Babies are a bundle of joy. Despite that, the joy comes along with loads of anxiety, especially for first-time parents. You’re always wondering if your little one is feeding enough, sleeping well, and if he or she is happy and healthy.
The unfortunate part is, they don’t come with a manual. They definitely can’t speak up and tell their parents straight out if something is wrong, or if they want something. It’s all up to the parents to figure out what every little action the baby makes means. It’s natural for moms to figure out some of the signs babies make. But then, there are times that you might not be entirely sure what’s wrong with the baby – this raises concern.

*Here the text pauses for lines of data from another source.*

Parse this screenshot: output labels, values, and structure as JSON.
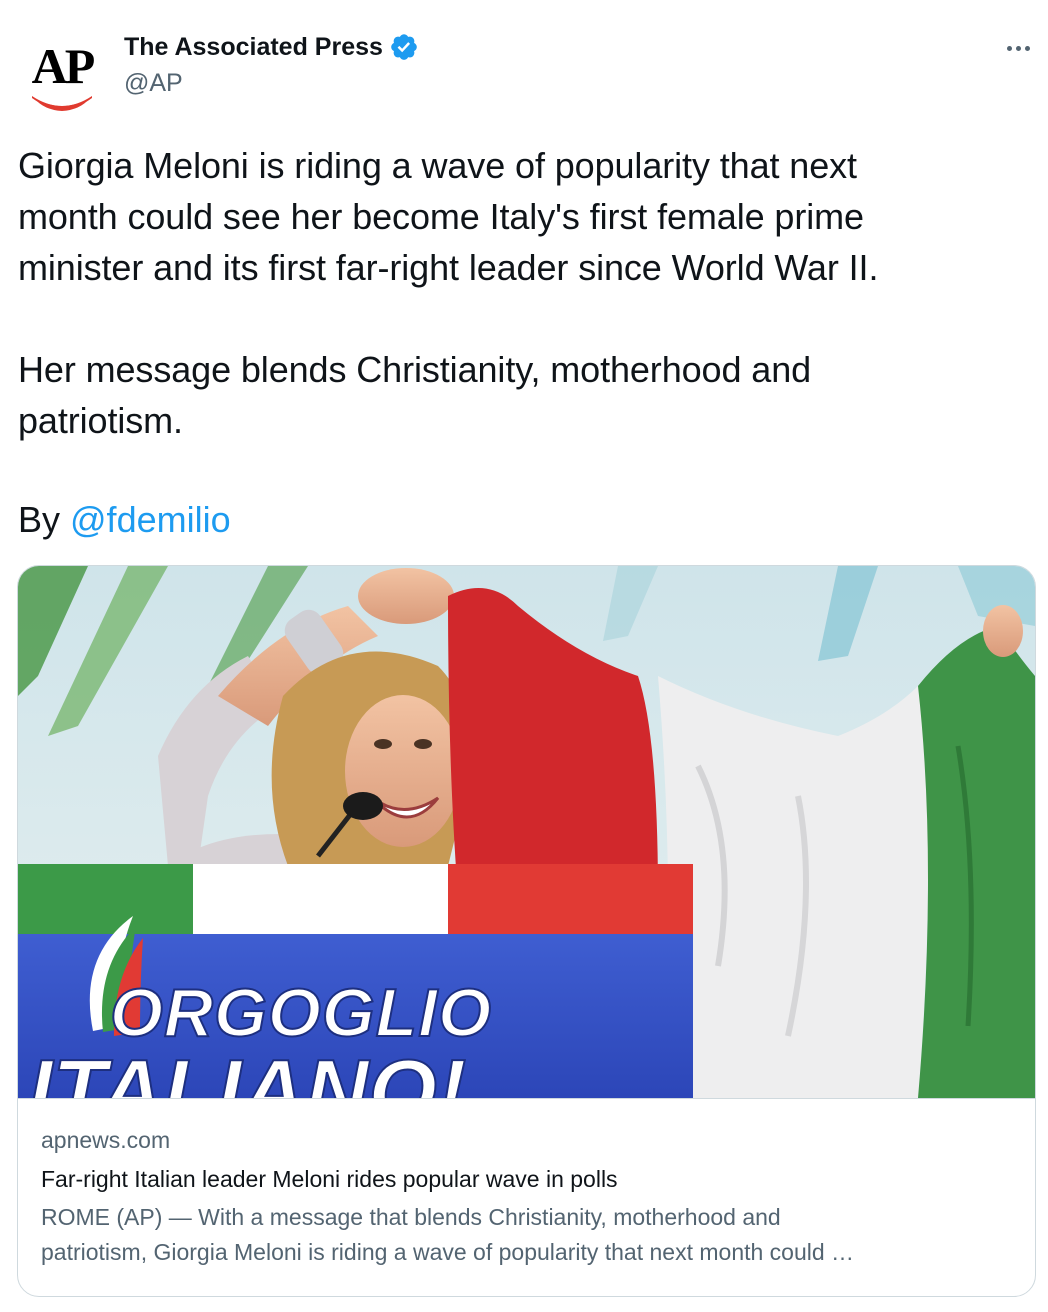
{
  "author": {
    "logo_text": "AP",
    "display_name": "The Associated Press",
    "handle": "@AP",
    "verified_icon": "verified-badge-icon",
    "verified_color": "#1d9bf0"
  },
  "tweet": {
    "text": "Giorgia Meloni is riding a wave of popularity that next\nmonth could see her become Italy's first female prime\nminister and its first far-right leader since World War II.\n\nHer message blends Christianity, motherhood and\npatriotism.",
    "byline_prefix": "By ",
    "mention": "@fdemilio"
  },
  "card": {
    "image_sign_line1": "ORGOGLIO",
    "image_sign_line2": "ITALIANO!",
    "domain": "apnews.com",
    "title": "Far-right Italian leader Meloni rides popular wave in polls",
    "description": "ROME (AP) — With a message that blends Christianity, motherhood and\npatriotism, Giorgia Meloni is riding a wave of popularity that next month could …"
  },
  "colors": {
    "accent": "#1d9bf0",
    "text": "#0f1419",
    "secondary": "#536471",
    "border": "#cfd9de",
    "ap_red": "#e03a2f"
  }
}
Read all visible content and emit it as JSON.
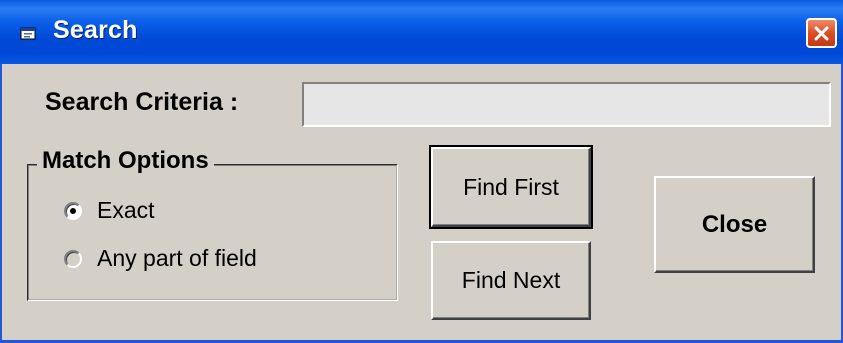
{
  "window": {
    "title": "Search"
  },
  "search": {
    "label": "Search Criteria :",
    "value": ""
  },
  "match_options": {
    "title": "Match Options",
    "options": [
      {
        "label": "Exact",
        "selected": true
      },
      {
        "label": "Any part of field",
        "selected": false
      }
    ]
  },
  "buttons": {
    "find_first": "Find First",
    "find_next": "Find Next",
    "close": "Close"
  },
  "icons": {
    "app": "search-app-icon",
    "close": "close-icon"
  },
  "colors": {
    "titlebar": "#0049d6",
    "face": "#d4d0c8",
    "close_button": "#d94a22"
  }
}
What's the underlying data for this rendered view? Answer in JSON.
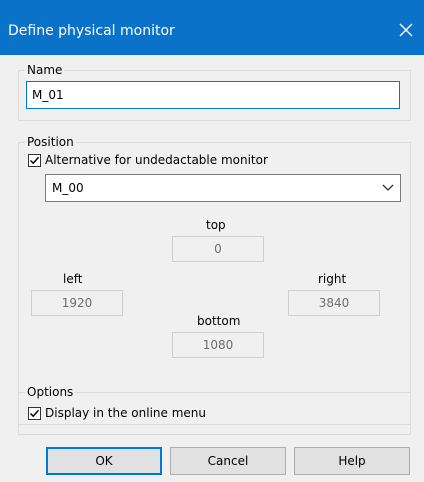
{
  "window": {
    "title": "Define physical monitor"
  },
  "name_group": {
    "legend": "Name",
    "value": "M_01"
  },
  "position_group": {
    "legend": "Position",
    "alt_checkbox_label": "Alternative for undedactable monitor",
    "alt_checked": true,
    "alt_selected": "M_00",
    "top_label": "top",
    "top_value": "0",
    "left_label": "left",
    "left_value": "1920",
    "right_label": "right",
    "right_value": "3840",
    "bottom_label": "bottom",
    "bottom_value": "1080"
  },
  "options_group": {
    "legend": "Options",
    "online_menu_label": "Display in the online menu",
    "online_menu_checked": true
  },
  "buttons": {
    "ok": "OK",
    "cancel": "Cancel",
    "help": "Help"
  },
  "icons": {
    "close": "close-icon",
    "check": "checkmark-icon",
    "dropdown": "chevron-down-icon"
  },
  "colors": {
    "titlebar": "#0a72c9",
    "focus": "#0078d7",
    "dialog_bg": "#f0f0f0"
  }
}
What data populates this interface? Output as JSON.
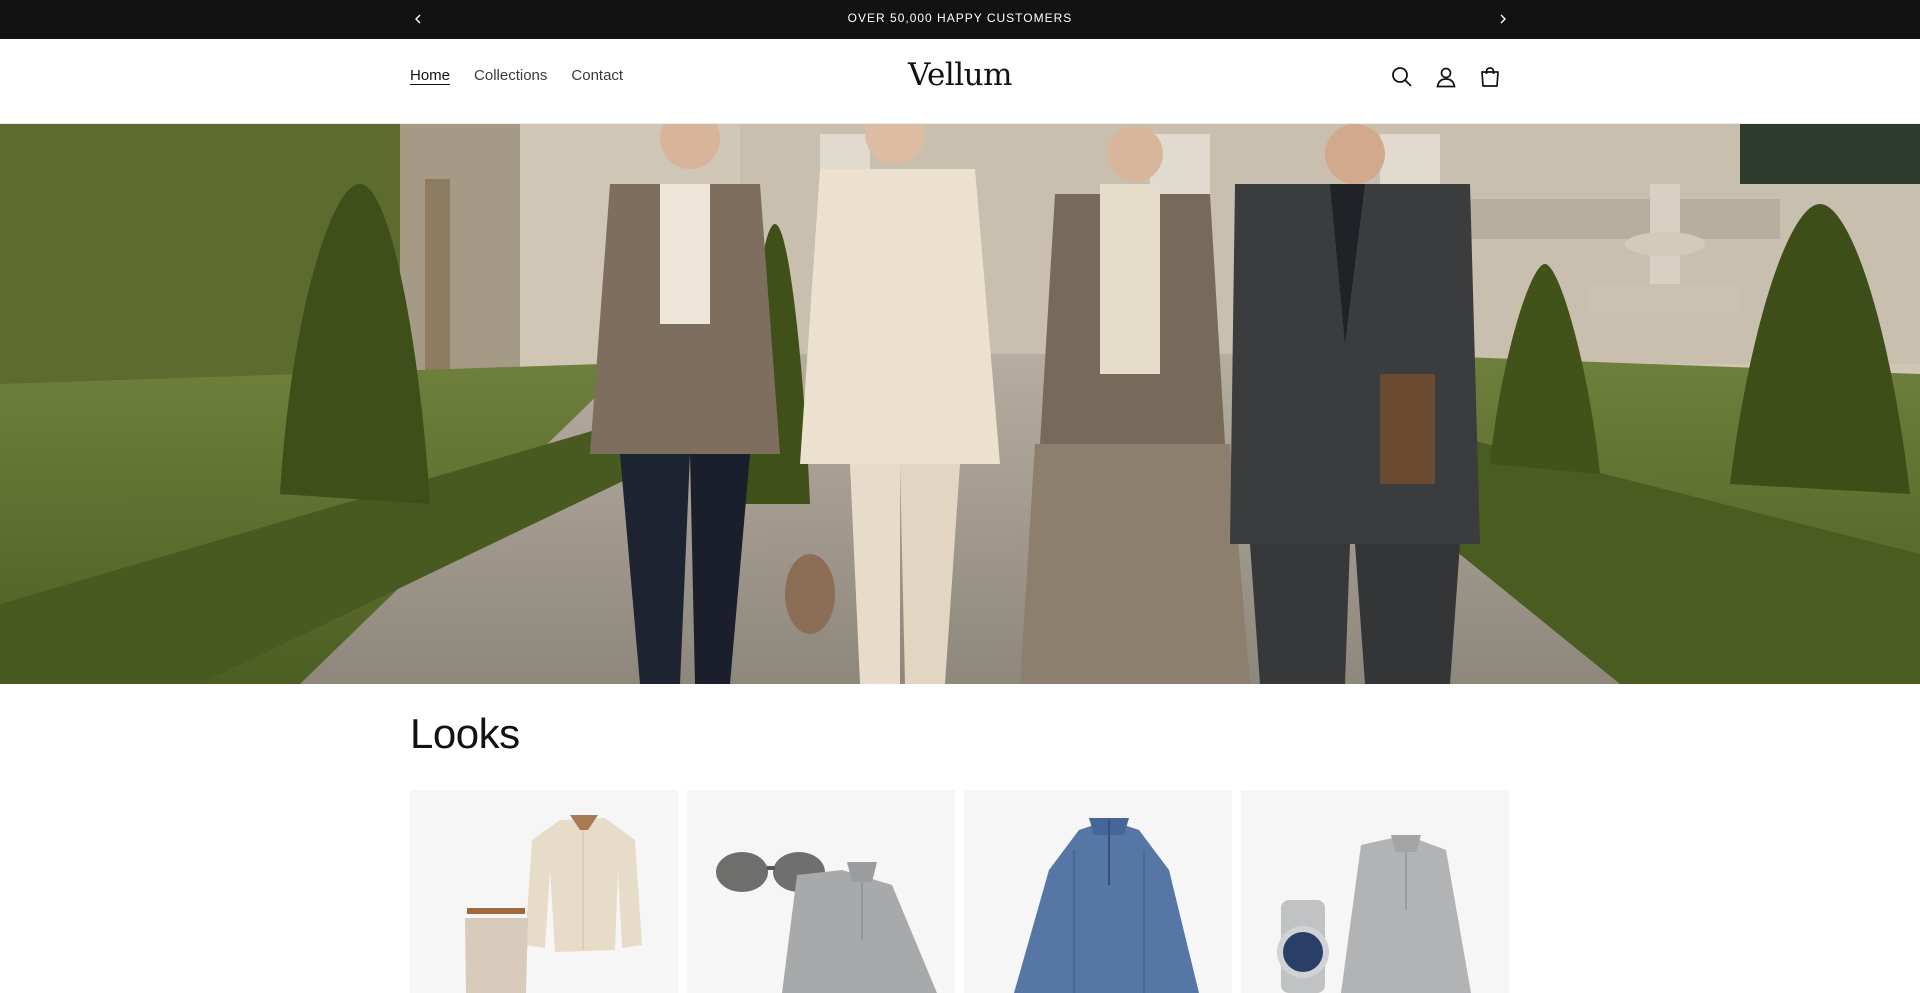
{
  "announcement": {
    "text": "OVER 50,000 HAPPY CUSTOMERS",
    "prev_icon": "chevron-left-icon",
    "next_icon": "chevron-right-icon"
  },
  "header": {
    "nav": [
      {
        "label": "Home",
        "active": true
      },
      {
        "label": "Collections",
        "active": false
      },
      {
        "label": "Contact",
        "active": false
      }
    ],
    "logo": "Vellum",
    "icons": [
      "search-icon",
      "account-icon",
      "cart-icon"
    ]
  },
  "looks": {
    "title": "Looks",
    "cards": [
      {
        "image": "linen-shirt-and-trousers"
      },
      {
        "image": "sunglasses-and-grey-half-zip"
      },
      {
        "image": "blue-cable-knit-half-zip"
      },
      {
        "image": "watch-and-grey-half-zip"
      }
    ]
  },
  "colors": {
    "announcement_bg": "#121212",
    "text": "#121212",
    "card_bg": "#f6f6f6"
  }
}
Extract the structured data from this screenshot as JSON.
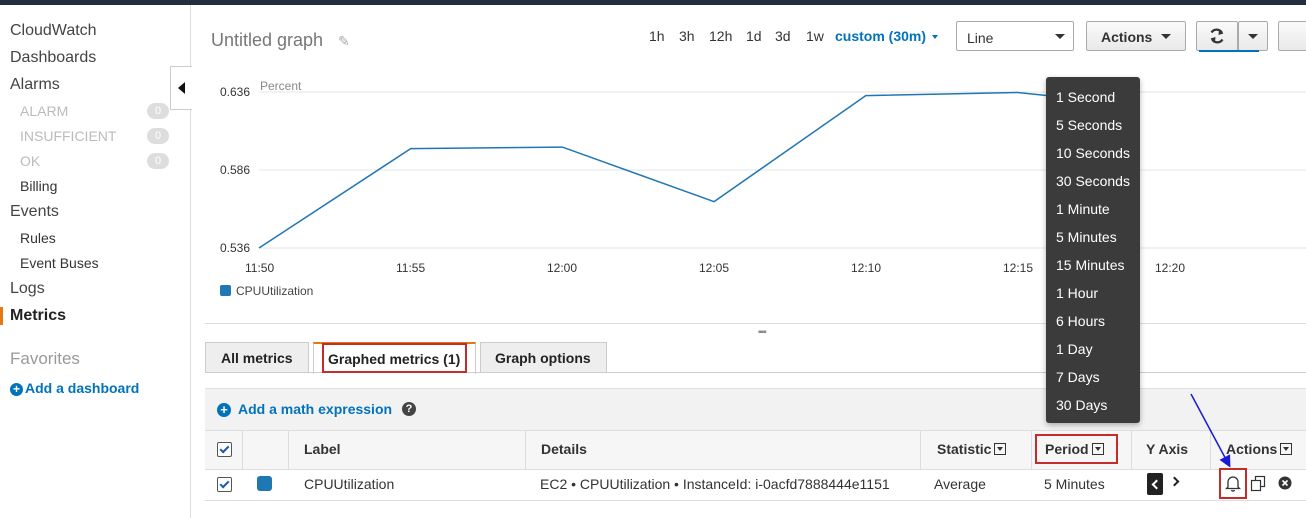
{
  "sidebar": {
    "cloudwatch": "CloudWatch",
    "dashboards": "Dashboards",
    "alarms": "Alarms",
    "alarm_states": [
      {
        "label": "ALARM",
        "count": "0"
      },
      {
        "label": "INSUFFICIENT",
        "count": "0"
      },
      {
        "label": "OK",
        "count": "0"
      }
    ],
    "billing": "Billing",
    "events": "Events",
    "rules": "Rules",
    "event_buses": "Event Buses",
    "logs": "Logs",
    "metrics": "Metrics",
    "favorites": "Favorites",
    "add_dashboard": "Add a dashboard"
  },
  "header": {
    "title": "Untitled graph",
    "ranges": [
      "1h",
      "3h",
      "12h",
      "1d",
      "3d",
      "1w"
    ],
    "custom_range": "custom (30m)",
    "view_select": "Line",
    "actions_label": "Actions"
  },
  "chart_data": {
    "type": "line",
    "ylabel": "Percent",
    "x": [
      "11:50",
      "11:55",
      "12:00",
      "12:05",
      "12:10",
      "12:15",
      "12:20"
    ],
    "y_ticks": [
      "0.636",
      "0.586",
      "0.536"
    ],
    "ylim": [
      0.536,
      0.636
    ],
    "grid": true,
    "legend_position": "bottom-left",
    "series": [
      {
        "name": "CPUUtilization",
        "color": "#1f77b4",
        "points": [
          {
            "t": "11:50",
            "v": 0.536
          },
          {
            "t": "11:55",
            "v": 0.5997
          },
          {
            "t": "12:00",
            "v": 0.6007
          },
          {
            "t": "12:05",
            "v": 0.5657
          },
          {
            "t": "12:10",
            "v": 0.6337
          },
          {
            "t": "12:15",
            "v": 0.6357
          },
          {
            "t": "12:19",
            "v": 0.6277
          }
        ]
      }
    ]
  },
  "tabs": [
    "All metrics",
    "Graphed metrics (1)",
    "Graph options"
  ],
  "math_expression": "Add a math expression",
  "help_symbol": "?",
  "table": {
    "headers": {
      "label": "Label",
      "details": "Details",
      "statistic": "Statistic",
      "period": "Period",
      "yaxis": "Y Axis",
      "actions": "Actions"
    },
    "row": {
      "label": "CPUUtilization",
      "details": "EC2 • CPUUtilization • InstanceId: i-0acfd7888444e1151",
      "statistic": "Average",
      "period": "5 Minutes"
    }
  },
  "period_options": [
    "1 Second",
    "5 Seconds",
    "10 Seconds",
    "30 Seconds",
    "1 Minute",
    "5 Minutes",
    "15 Minutes",
    "1 Hour",
    "6 Hours",
    "1 Day",
    "7 Days",
    "30 Days"
  ],
  "colors": {
    "accent": "#0073bb",
    "series": "#1f77b4",
    "active_tab": "#e47911",
    "highlight_box": "#c42b2b",
    "annotation_arrow": "#1a1ad6"
  }
}
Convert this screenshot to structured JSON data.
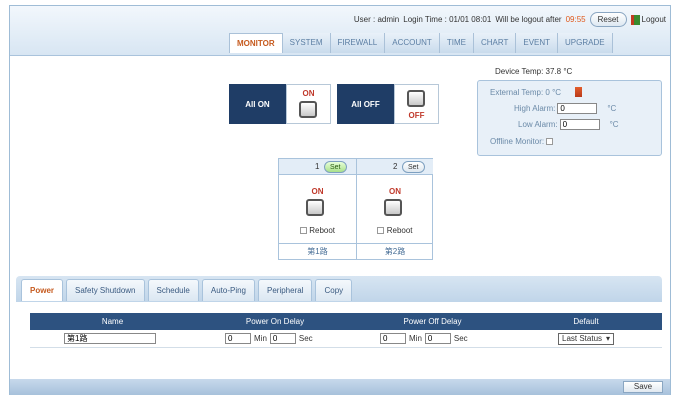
{
  "header": {
    "user_text": "User : admin",
    "login_time_text": "Login Time : 01/01 08:01",
    "logout_after_text": "Will be logout after",
    "logout_timer": "09:55",
    "reset_label": "Reset",
    "logout_label": "Logout",
    "nav": [
      "MONITOR",
      "SYSTEM",
      "FIREWALL",
      "ACCOUNT",
      "TIME",
      "CHART",
      "EVENT",
      "UPGRADE"
    ]
  },
  "power": {
    "all_on_label": "All ON",
    "on_label": "ON",
    "all_off_label": "All OFF",
    "off_label": "OFF"
  },
  "temperature": {
    "device_temp": "Device Temp: 37.8 °C",
    "external_temp": "External Temp: 0 °C",
    "high_alarm_label": "High Alarm:",
    "high_alarm_value": "0",
    "low_alarm_label": "Low Alarm:",
    "low_alarm_value": "0",
    "unit": "°C",
    "offline_monitor_label": "Offline Monitor:"
  },
  "outlets": [
    {
      "number": "1",
      "set_label": "Set",
      "state_label": "ON",
      "reboot_label": "Reboot",
      "name": "第1路"
    },
    {
      "number": "2",
      "set_label": "Set",
      "state_label": "ON",
      "reboot_label": "Reboot",
      "name": "第2路"
    }
  ],
  "tabs": [
    "Power",
    "Safety Shutdown",
    "Schedule",
    "Auto-Ping",
    "Peripheral",
    "Copy"
  ],
  "settings": {
    "headers": [
      "Name",
      "Power On Delay",
      "Power Off Delay",
      "Default"
    ],
    "row": {
      "name": "第1路",
      "on_min": "0",
      "min_label": "Min",
      "on_sec": "0",
      "sec_label": "Sec",
      "off_min": "0",
      "off_sec": "0",
      "default": "Last Status"
    }
  },
  "footer": {
    "save_label": "Save"
  }
}
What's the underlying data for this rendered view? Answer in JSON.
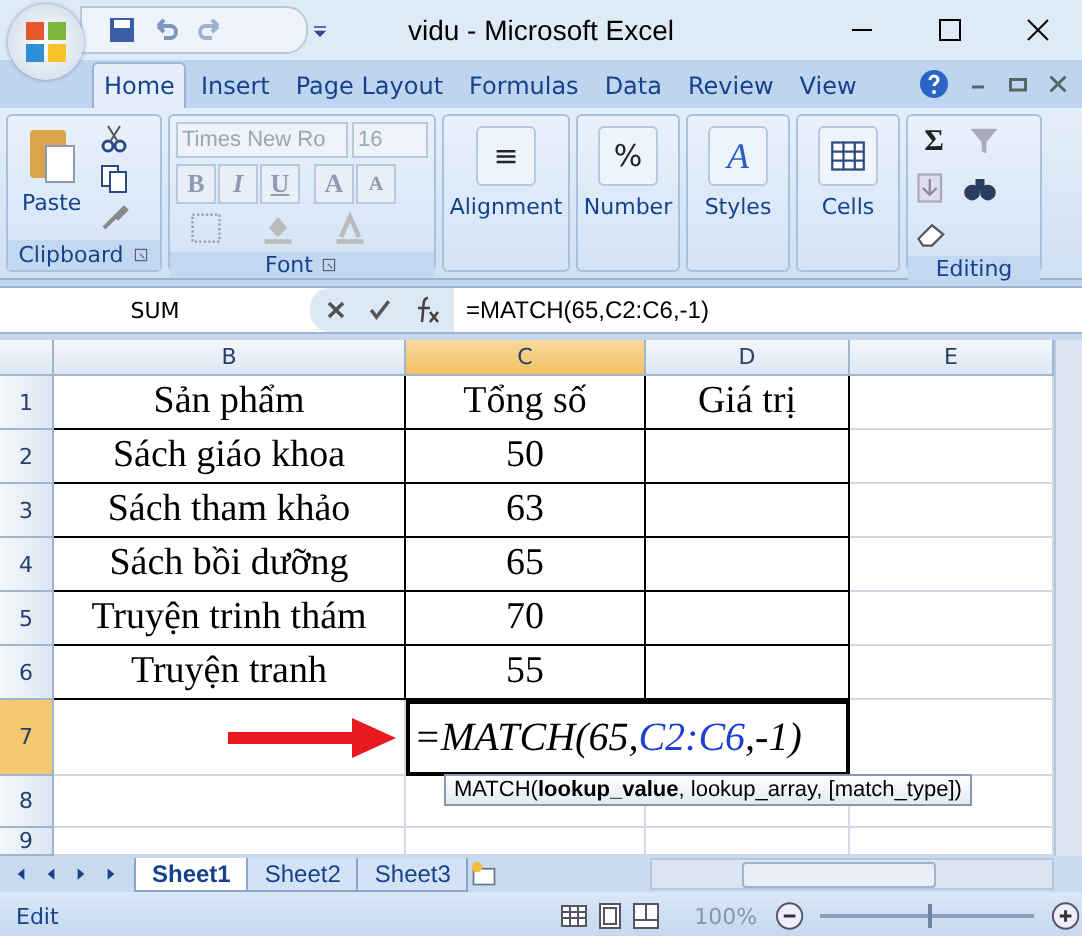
{
  "window": {
    "title": "vidu - Microsoft Excel"
  },
  "tabs": [
    {
      "label": "Home",
      "selected": true
    },
    {
      "label": "Insert",
      "selected": false
    },
    {
      "label": "Page Layout",
      "selected": false
    },
    {
      "label": "Formulas",
      "selected": false
    },
    {
      "label": "Data",
      "selected": false
    },
    {
      "label": "Review",
      "selected": false
    },
    {
      "label": "View",
      "selected": false
    }
  ],
  "ribbon": {
    "clipboard": {
      "paste": "Paste",
      "label": "Clipboard"
    },
    "font": {
      "name": "Times New Ro",
      "size": "16",
      "bold": "B",
      "italic": "I",
      "underline": "U",
      "grow": "A",
      "shrink": "A",
      "label": "Font"
    },
    "big_buttons": [
      {
        "kind": "align",
        "label": "Alignment",
        "glyph": "≡"
      },
      {
        "kind": "number",
        "label": "Number",
        "glyph": "%"
      },
      {
        "kind": "styles",
        "label": "Styles",
        "glyph": "A"
      },
      {
        "kind": "cells",
        "label": "Cells"
      }
    ],
    "editing": {
      "sum": "Σ",
      "label": "Editing"
    }
  },
  "formula_bar": {
    "name_box": "SUM",
    "formula": "=MATCH(65,C2:C6,-1)"
  },
  "columns": [
    {
      "label": "B",
      "selected": false
    },
    {
      "label": "C",
      "selected": true
    },
    {
      "label": "D",
      "selected": false
    },
    {
      "label": "E",
      "selected": false
    }
  ],
  "rows": [
    {
      "header": "1",
      "selected": false,
      "b": "Sản phẩm",
      "c": "Tổng số",
      "d": "Giá trị"
    },
    {
      "header": "2",
      "selected": false,
      "b": "Sách giáo khoa",
      "c": "50"
    },
    {
      "header": "3",
      "selected": false,
      "b": "Sách tham khảo",
      "c": "63"
    },
    {
      "header": "4",
      "selected": false,
      "b": "Sách bồi dưỡng",
      "c": "65"
    },
    {
      "header": "5",
      "selected": false,
      "b": "Truyện trinh thám",
      "c": "70"
    },
    {
      "header": "6",
      "selected": false,
      "b": "Truyện tranh",
      "c": "55"
    },
    {
      "header": "7",
      "selected": true,
      "formula": [
        {
          "kind": "plain",
          "text": "=MATCH(65,"
        },
        {
          "kind": "ref",
          "text": " C2:C6 "
        },
        {
          "kind": "plain",
          "text": ",-1)"
        }
      ]
    },
    {
      "header": "8",
      "selected": false
    },
    {
      "header": "9",
      "selected": false
    }
  ],
  "tooltip": "MATCH(**lookup_value**, lookup_array, [match_type])",
  "sheets": [
    {
      "label": "Sheet1",
      "selected": true
    },
    {
      "label": "Sheet2",
      "selected": false
    },
    {
      "label": "Sheet3",
      "selected": false
    }
  ],
  "status_bar": {
    "mode": "Edit",
    "zoom": "100%",
    "zoom_slider": {
      "level": 0.5
    }
  }
}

This article provides you with the signs parents or caregivers should pay attention to:
Fewer Wet Diapers
From day 6 of birth going forward, a typical baby will go through 8-10 wet diapers a day. If your baby is going through fewer wet diapers, it can probably mean your child isn’t feeding well, or not getting enough milk. If your baby doesn’t make enough urine a day or has no urine at all, then that’s a call for alarm.
Baby stool comes with different colors and consistencies. An occasional loose stool shouldn’t scare you. However, if the baby poops more than once after every feed, then it’s a sign of diarrhea. When infants have diarrhea, the stool appears more watery than usual, and this can lead to dehydration. Rush your baby to the hospital if the diarrhea is accompanied by vomiting and fever.
Can teething cause diarrhea? Yes. Sometimes, diarrhea can be associated with teething. When infants are teething, they tend to look for things to chew on to comfort their gums. They might pick up objects that are unclean and ingest germs that can cause diarrhea.
Blue skin or lips
If you notice your child’s skin or lips turning blue, you should immediately call your doctor. This change in skin color means your baby is having breathing problems, and therefore not getting enough oxygen.
It’s very terrifying to watch your little one having seizures. In as much as some are mild, and you may not notice since they last for a few seconds or minutes, it’s important to be careful. Convulsions in young children are mostly caused by high fevers and occur during the first 24 hrs of fever development.
To ensure your baby is safe during convulsions:
- Place the baby on his side, away from hard objects, and turn his head to one side so he won’t choke if he vomits.
- Loosen any clothing and make sure there’s nothing in the baby’s mouth.
- Contact your healthcare provider.
If a seizure or convulsion lasts longer than three minutes, call 911.
Swollen or sunken fontanelle
Fontanelle is the space between the bones of the skull in an infant. It’s the soft spot on top of the baby’s head. In the first few months of your baby’s development, the soft spot pulsates in the rhythm of your baby’s heartbeat.
A sunken fontanelle is a sign that the baby is dehydrated, while a swollen one could be a sign of something more serious such as meningitis.
It’s advisable that if ever in doubt about your child’s behavioral changes, you should immediately contact your healthcare provider.